Recorded data:
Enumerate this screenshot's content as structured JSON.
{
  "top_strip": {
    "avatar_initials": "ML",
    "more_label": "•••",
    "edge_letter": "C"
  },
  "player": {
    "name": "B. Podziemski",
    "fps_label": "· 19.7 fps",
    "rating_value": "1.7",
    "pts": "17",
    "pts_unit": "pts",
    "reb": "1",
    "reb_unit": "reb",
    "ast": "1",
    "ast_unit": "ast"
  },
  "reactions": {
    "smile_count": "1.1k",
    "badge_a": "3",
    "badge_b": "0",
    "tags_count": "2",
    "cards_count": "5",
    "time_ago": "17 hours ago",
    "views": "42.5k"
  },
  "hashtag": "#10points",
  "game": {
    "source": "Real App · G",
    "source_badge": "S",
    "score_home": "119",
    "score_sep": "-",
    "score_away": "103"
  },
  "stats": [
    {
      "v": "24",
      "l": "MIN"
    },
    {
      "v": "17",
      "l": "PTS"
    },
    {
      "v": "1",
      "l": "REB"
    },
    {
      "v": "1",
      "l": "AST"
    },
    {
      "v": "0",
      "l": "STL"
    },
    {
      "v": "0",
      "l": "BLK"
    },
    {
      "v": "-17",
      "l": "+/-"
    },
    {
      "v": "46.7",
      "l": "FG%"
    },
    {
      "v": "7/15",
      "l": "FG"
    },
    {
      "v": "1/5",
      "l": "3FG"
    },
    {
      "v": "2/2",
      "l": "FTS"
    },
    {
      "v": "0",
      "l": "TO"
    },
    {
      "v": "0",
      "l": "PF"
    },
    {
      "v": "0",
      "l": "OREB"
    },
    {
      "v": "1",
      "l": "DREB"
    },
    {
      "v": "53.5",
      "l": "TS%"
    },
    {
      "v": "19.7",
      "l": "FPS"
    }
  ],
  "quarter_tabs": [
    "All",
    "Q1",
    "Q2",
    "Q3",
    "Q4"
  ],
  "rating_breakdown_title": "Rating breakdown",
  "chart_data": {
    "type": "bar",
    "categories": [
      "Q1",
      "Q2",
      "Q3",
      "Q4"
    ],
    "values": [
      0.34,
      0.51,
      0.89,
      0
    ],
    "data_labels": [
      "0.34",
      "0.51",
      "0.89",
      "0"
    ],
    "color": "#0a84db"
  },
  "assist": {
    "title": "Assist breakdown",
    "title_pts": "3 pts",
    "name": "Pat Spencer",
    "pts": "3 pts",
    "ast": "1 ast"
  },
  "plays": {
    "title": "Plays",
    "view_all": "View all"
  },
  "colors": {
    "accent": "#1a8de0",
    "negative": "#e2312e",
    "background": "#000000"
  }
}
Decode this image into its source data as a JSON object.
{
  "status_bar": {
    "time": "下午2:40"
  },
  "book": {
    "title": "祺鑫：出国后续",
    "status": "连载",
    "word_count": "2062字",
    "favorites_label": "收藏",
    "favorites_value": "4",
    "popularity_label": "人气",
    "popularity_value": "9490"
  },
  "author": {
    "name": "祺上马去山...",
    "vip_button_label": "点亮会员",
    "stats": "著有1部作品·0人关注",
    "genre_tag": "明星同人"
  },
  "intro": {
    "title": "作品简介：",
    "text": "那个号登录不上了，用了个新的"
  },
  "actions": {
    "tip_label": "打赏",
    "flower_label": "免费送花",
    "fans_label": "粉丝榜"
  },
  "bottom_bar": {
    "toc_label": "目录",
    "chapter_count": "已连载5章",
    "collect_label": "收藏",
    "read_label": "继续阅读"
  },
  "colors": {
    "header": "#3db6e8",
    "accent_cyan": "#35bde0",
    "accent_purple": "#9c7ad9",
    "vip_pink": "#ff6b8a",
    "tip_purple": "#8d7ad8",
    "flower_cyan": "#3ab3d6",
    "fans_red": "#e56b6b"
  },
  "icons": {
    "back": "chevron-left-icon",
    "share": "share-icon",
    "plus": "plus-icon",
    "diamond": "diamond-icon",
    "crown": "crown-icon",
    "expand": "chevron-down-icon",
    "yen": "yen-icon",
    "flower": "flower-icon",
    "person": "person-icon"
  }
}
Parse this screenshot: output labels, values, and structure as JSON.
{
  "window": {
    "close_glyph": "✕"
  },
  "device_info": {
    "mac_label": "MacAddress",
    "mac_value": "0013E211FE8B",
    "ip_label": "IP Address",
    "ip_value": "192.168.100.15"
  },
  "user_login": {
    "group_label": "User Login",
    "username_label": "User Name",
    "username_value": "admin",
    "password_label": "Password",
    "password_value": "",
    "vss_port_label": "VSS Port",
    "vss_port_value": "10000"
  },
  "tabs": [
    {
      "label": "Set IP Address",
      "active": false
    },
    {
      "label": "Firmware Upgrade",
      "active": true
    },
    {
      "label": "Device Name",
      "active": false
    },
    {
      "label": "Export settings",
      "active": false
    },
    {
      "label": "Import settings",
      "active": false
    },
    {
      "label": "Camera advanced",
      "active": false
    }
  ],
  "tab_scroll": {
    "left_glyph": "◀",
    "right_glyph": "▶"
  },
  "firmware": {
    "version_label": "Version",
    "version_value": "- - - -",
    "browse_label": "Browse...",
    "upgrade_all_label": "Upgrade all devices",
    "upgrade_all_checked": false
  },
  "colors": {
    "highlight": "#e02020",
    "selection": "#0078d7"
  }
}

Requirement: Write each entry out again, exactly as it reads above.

Answer to this task:
Enumerate this screenshot's content as structured JSON.
{
  "top_strip": {
    "avatar_initials": "ML",
    "more_label": "•••",
    "edge_letter": "C"
  },
  "player": {
    "name": "B. Podziemski",
    "fps_label": "· 19.7 fps",
    "rating_value": "1.7",
    "pts": "17",
    "pts_unit": "pts",
    "reb": "1",
    "reb_unit": "reb",
    "ast": "1",
    "ast_unit": "ast"
  },
  "reactions": {
    "smile_count": "1.1k",
    "badge_a": "3",
    "badge_b": "0",
    "tags_count": "2",
    "cards_count": "5",
    "time_ago": "17 hours ago",
    "views": "42.5k"
  },
  "hashtag": "#10points",
  "game": {
    "source": "Real App · G",
    "source_badge": "S",
    "score_home": "119",
    "score_sep": "-",
    "score_away": "103"
  },
  "stats": [
    {
      "v": "24",
      "l": "MIN"
    },
    {
      "v": "17",
      "l": "PTS"
    },
    {
      "v": "1",
      "l": "REB"
    },
    {
      "v": "1",
      "l": "AST"
    },
    {
      "v": "0",
      "l": "STL"
    },
    {
      "v": "0",
      "l": "BLK"
    },
    {
      "v": "-17",
      "l": "+/-"
    },
    {
      "v": "46.7",
      "l": "FG%"
    },
    {
      "v": "7/15",
      "l": "FG"
    },
    {
      "v": "1/5",
      "l": "3FG"
    },
    {
      "v": "2/2",
      "l": "FTS"
    },
    {
      "v": "0",
      "l": "TO"
    },
    {
      "v": "0",
      "l": "PF"
    },
    {
      "v": "0",
      "l": "OREB"
    },
    {
      "v": "1",
      "l": "DREB"
    },
    {
      "v": "53.5",
      "l": "TS%"
    },
    {
      "v": "19.7",
      "l": "FPS"
    }
  ],
  "quarter_tabs": [
    "All",
    "Q1",
    "Q2",
    "Q3",
    "Q4"
  ],
  "rating_breakdown_title": "Rating breakdown",
  "chart_data": {
    "type": "bar",
    "categories": [
      "Q1",
      "Q2",
      "Q3",
      "Q4"
    ],
    "values": [
      0.34,
      0.51,
      0.89,
      0
    ],
    "data_labels": [
      "0.34",
      "0.51",
      "0.89",
      "0"
    ],
    "color": "#0a84db"
  },
  "assist": {
    "title": "Assist breakdown",
    "title_pts": "3 pts",
    "name": "Pat Spencer",
    "pts": "3 pts",
    "ast": "1 ast"
  },
  "plays": {
    "title": "Plays",
    "view_all": "View all"
  },
  "colors": {
    "accent": "#1a8de0",
    "negative": "#e2312e",
    "background": "#000000"
  }
}
Decode this image into its source data as a JSON object.
{
  "status_bar": {
    "time": "下午2:40"
  },
  "book": {
    "title": "祺鑫：出国后续",
    "status": "连载",
    "word_count": "2062字",
    "favorites_label": "收藏",
    "favorites_value": "4",
    "popularity_label": "人气",
    "popularity_value": "9490"
  },
  "author": {
    "name": "祺上马去山...",
    "vip_button_label": "点亮会员",
    "stats": "著有1部作品·0人关注",
    "genre_tag": "明星同人"
  },
  "intro": {
    "title": "作品简介：",
    "text": "那个号登录不上了，用了个新的"
  },
  "actions": {
    "tip_label": "打赏",
    "flower_label": "免费送花",
    "fans_label": "粉丝榜"
  },
  "bottom_bar": {
    "toc_label": "目录",
    "chapter_count": "已连载5章",
    "collect_label": "收藏",
    "read_label": "继续阅读"
  },
  "colors": {
    "header": "#3db6e8",
    "accent_cyan": "#35bde0",
    "accent_purple": "#9c7ad9",
    "vip_pink": "#ff6b8a",
    "tip_purple": "#8d7ad8",
    "flower_cyan": "#3ab3d6",
    "fans_red": "#e56b6b"
  },
  "icons": {
    "back": "chevron-left-icon",
    "share": "share-icon",
    "plus": "plus-icon",
    "diamond": "diamond-icon",
    "crown": "crown-icon",
    "expand": "chevron-down-icon",
    "yen": "yen-icon",
    "flower": "flower-icon",
    "person": "person-icon"
  }
}
Parse this screenshot: output labels, values, and structure as JSON.
{
  "window": {
    "close_glyph": "✕"
  },
  "device_info": {
    "mac_label": "MacAddress",
    "mac_value": "0013E211FE8B",
    "ip_label": "IP Address",
    "ip_value": "192.168.100.15"
  },
  "user_login": {
    "group_label": "User Login",
    "username_label": "User Name",
    "username_value": "admin",
    "password_label": "Password",
    "password_value": "",
    "vss_port_label": "VSS Port",
    "vss_port_value": "10000"
  },
  "tabs": [
    {
      "label": "Set IP Address",
      "active": false
    },
    {
      "label": "Firmware Upgrade",
      "active": true
    },
    {
      "label": "Device Name",
      "active": false
    },
    {
      "label": "Export settings",
      "active": false
    },
    {
      "label": "Import settings",
      "active": false
    },
    {
      "label": "Camera advanced",
      "active": false
    }
  ],
  "tab_scroll": {
    "left_glyph": "◀",
    "right_glyph": "▶"
  },
  "firmware": {
    "version_label": "Version",
    "version_value": "- - - -",
    "browse_label": "Browse...",
    "upgrade_all_label": "Upgrade all devices",
    "upgrade_all_checked": false
  },
  "colors": {
    "highlight": "#e02020",
    "selection": "#0078d7"
  }
}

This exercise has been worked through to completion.